(Items from an interface collection)
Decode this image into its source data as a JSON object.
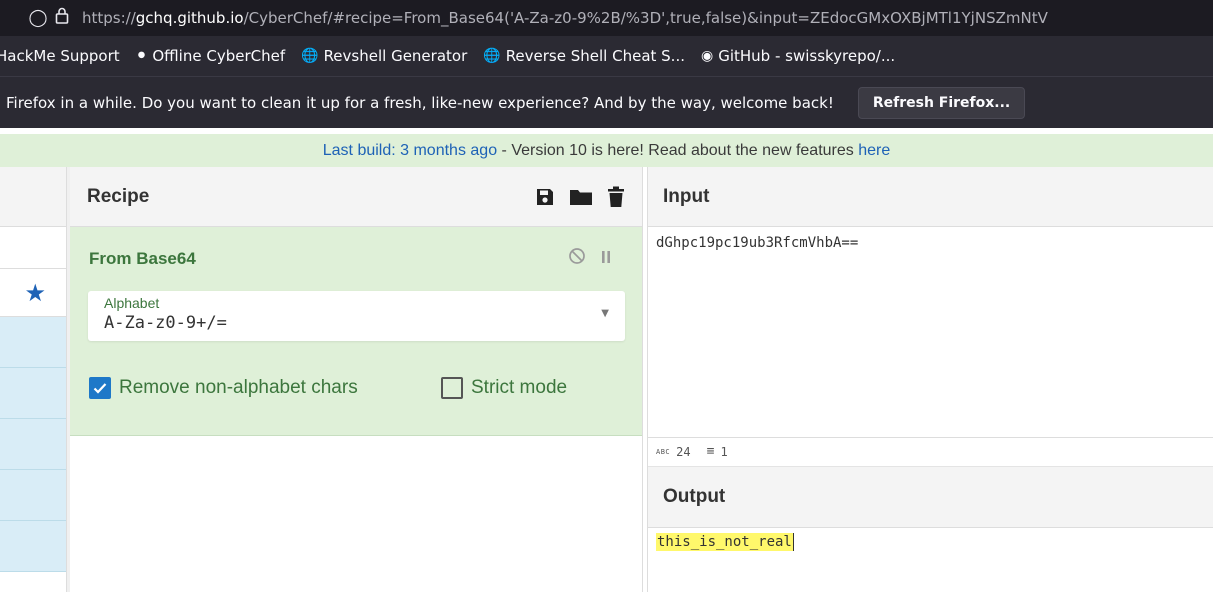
{
  "browser": {
    "url_prefix": "https://",
    "url_host": "gchq.github.io",
    "url_rest": "/CyberChef/#recipe=From_Base64('A-Za-z0-9%2B/%3D',true,false)&input=ZEdocGMxOXBjMTl1YjNSZmNtV",
    "bookmarks": [
      {
        "label": "HackMe Support",
        "icon": "none"
      },
      {
        "label": "Offline CyberChef",
        "icon": "chef-hat-icon"
      },
      {
        "label": "Revshell Generator",
        "icon": "globe-icon"
      },
      {
        "label": "Reverse Shell Cheat S...",
        "icon": "globe-icon"
      },
      {
        "label": "GitHub - swisskyrepo/...",
        "icon": "github-icon"
      }
    ],
    "notification": "Firefox in a while. Do you want to clean it up for a fresh, like-new experience? And by the way, welcome back!",
    "refresh_button": "Refresh Firefox..."
  },
  "banner": {
    "link1": "Last build: 3 months ago",
    "middle": " - Version 10 is here! Read about the new features ",
    "link2": "here"
  },
  "recipe": {
    "title": "Recipe",
    "operation": {
      "name": "From Base64",
      "alphabet_label": "Alphabet",
      "alphabet_value": "A-Za-z0-9+/=",
      "remove_label": "Remove non-alphabet chars",
      "remove_checked": true,
      "strict_label": "Strict mode",
      "strict_checked": false
    }
  },
  "input": {
    "title": "Input",
    "text": "dGhpc19pc19ub3RfcmVhbA==",
    "length": "24",
    "lines": "1"
  },
  "output": {
    "title": "Output",
    "text": "this_is_not_real"
  },
  "colors": {
    "accent_blue": "#1e62b6",
    "op_green_bg": "#dff0d8",
    "op_green_text": "#3c763d",
    "highlight": "#fff86b"
  }
}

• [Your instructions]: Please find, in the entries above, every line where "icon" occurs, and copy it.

• [Response box]:
        "icon": "none"
        "icon": "chef-hat-icon"
        "icon": "globe-icon"
        "icon": "globe-icon"
        "icon": "github-icon"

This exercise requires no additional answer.